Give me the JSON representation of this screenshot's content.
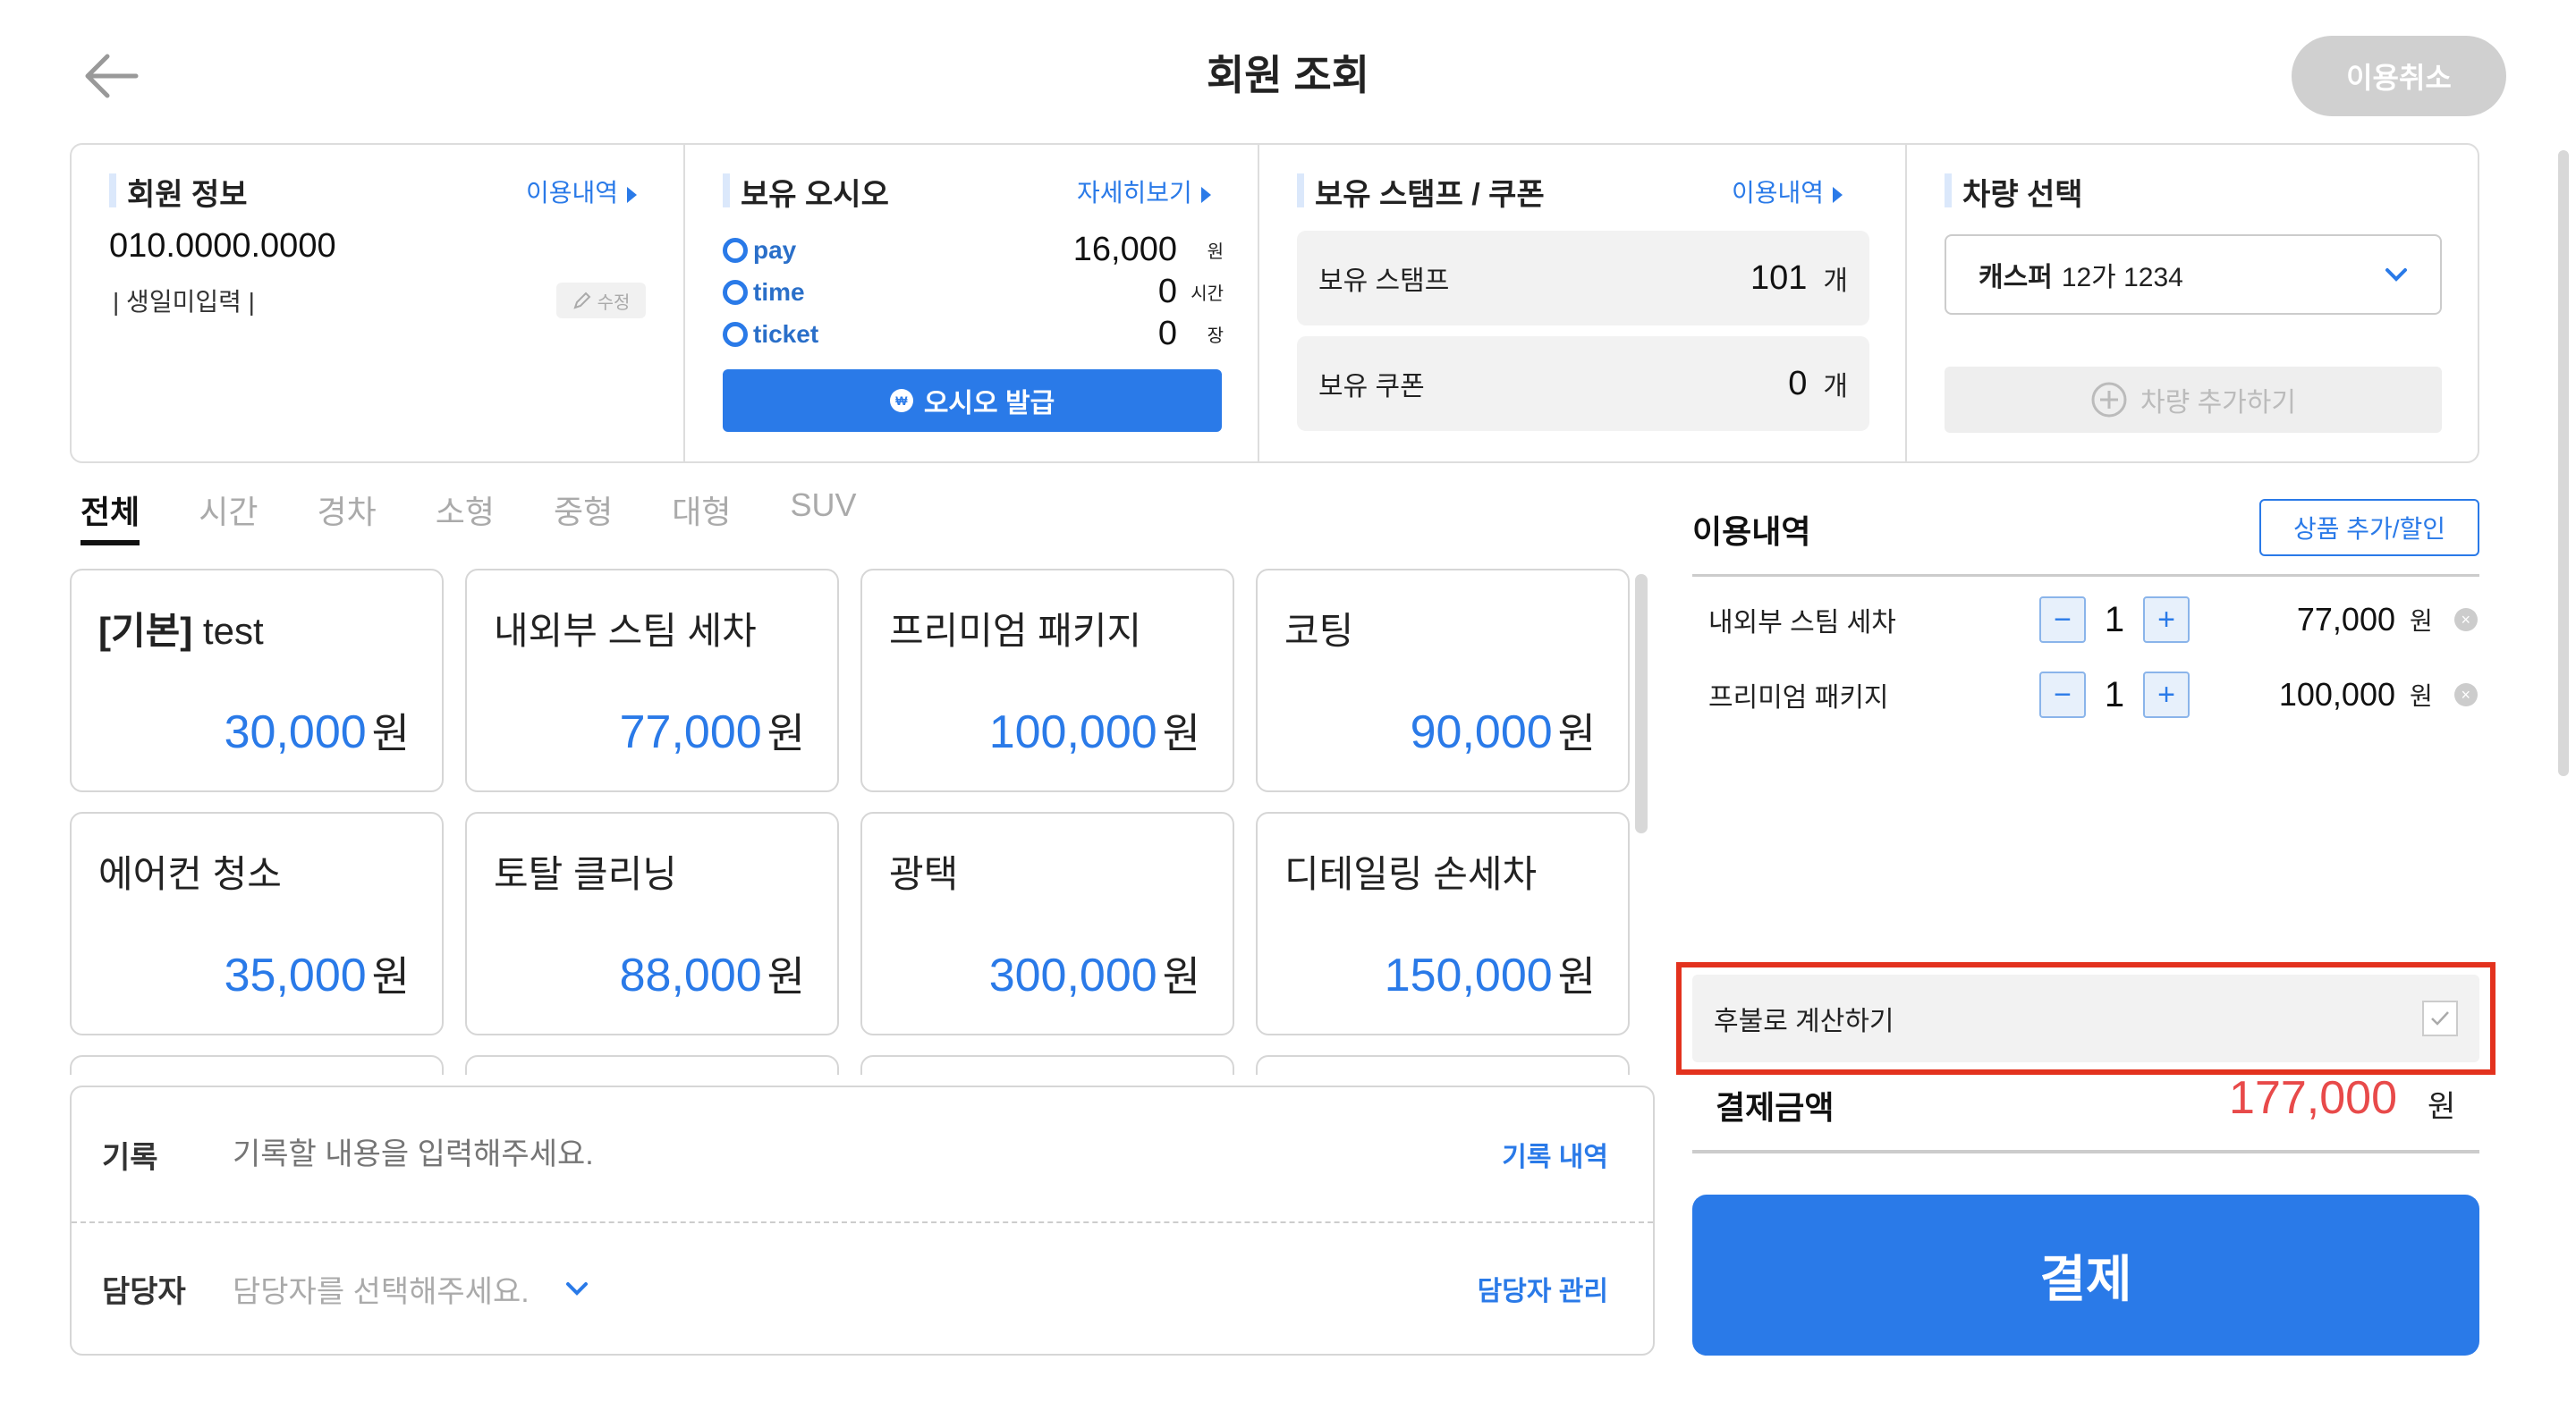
{
  "header": {
    "title": "회원 조회",
    "cancel_label": "이용취소"
  },
  "member": {
    "title": "회원 정보",
    "link": "이용내역",
    "phone": "010.0000.0000",
    "birth": "| 생일미입력 |",
    "edit_label": "수정"
  },
  "osio": {
    "title": "보유 오시오",
    "link": "자세히보기",
    "items": [
      {
        "name": "pay",
        "value": "16,000",
        "unit": "원"
      },
      {
        "name": "time",
        "value": "0",
        "unit": "시간"
      },
      {
        "name": "ticket",
        "value": "0",
        "unit": "장"
      }
    ],
    "issue_label": "오시오 발급",
    "issue_badge": "₩"
  },
  "stamp": {
    "title": "보유 스탬프 / 쿠폰",
    "link": "이용내역",
    "items": [
      {
        "label": "보유 스탬프",
        "value": "101",
        "unit": "개"
      },
      {
        "label": "보유 쿠폰",
        "value": "0",
        "unit": "개"
      }
    ]
  },
  "vehicle": {
    "title": "차량 선택",
    "selected_bold": "캐스퍼",
    "selected_plate": "12가 1234",
    "add_label": "차량 추가하기"
  },
  "tabs": [
    "전체",
    "시간",
    "경차",
    "소형",
    "중형",
    "대형",
    "SUV"
  ],
  "products": [
    {
      "prefix": "[기본]",
      "name": " test",
      "price": "30,000",
      "unit": "원"
    },
    {
      "prefix": "",
      "name": "내외부 스팀 세차",
      "price": "77,000",
      "unit": "원"
    },
    {
      "prefix": "",
      "name": "프리미엄 패키지",
      "price": "100,000",
      "unit": "원"
    },
    {
      "prefix": "",
      "name": "코팅",
      "price": "90,000",
      "unit": "원"
    },
    {
      "prefix": "",
      "name": "에어컨 청소",
      "price": "35,000",
      "unit": "원"
    },
    {
      "prefix": "",
      "name": "토탈 클리닝",
      "price": "88,000",
      "unit": "원"
    },
    {
      "prefix": "",
      "name": "광택",
      "price": "300,000",
      "unit": "원"
    },
    {
      "prefix": "",
      "name": "디테일링 손세차",
      "price": "150,000",
      "unit": "원"
    }
  ],
  "memo": {
    "record_label": "기록",
    "record_placeholder": "기록할 내용을 입력해주세요.",
    "record_link": "기록 내역",
    "staff_label": "담당자",
    "staff_placeholder": "담당자를 선택해주세요.",
    "staff_link": "담당자 관리"
  },
  "usage": {
    "title": "이용내역",
    "add_label": "상품 추가/할인",
    "items": [
      {
        "name": "내외부 스팀 세차",
        "qty": "1",
        "price": "77,000",
        "unit": "원"
      },
      {
        "name": "프리미엄 패키지",
        "qty": "1",
        "price": "100,000",
        "unit": "원"
      }
    ],
    "minus": "−",
    "plus": "+",
    "remove": "×",
    "deferred_label": "후불로 계산하기",
    "deferred_checked": true,
    "total_label": "결제금액",
    "total_value": "177,000",
    "total_unit": "원",
    "pay_label": "결제"
  },
  "colors": {
    "accent": "#2a7ae8",
    "total": "#e84a4a",
    "highlight": "#e3321e"
  }
}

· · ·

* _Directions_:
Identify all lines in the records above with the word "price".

* _Solution to this task_:
      "price": "30,000",
      "price": "77,000",
      "price": "100,000",
      "price": "90,000",
      "price": "35,000",
      "price": "88,000",
      "price": "300,000",
      "price": "150,000",
        "price": "77,000",
        "price": "100,000",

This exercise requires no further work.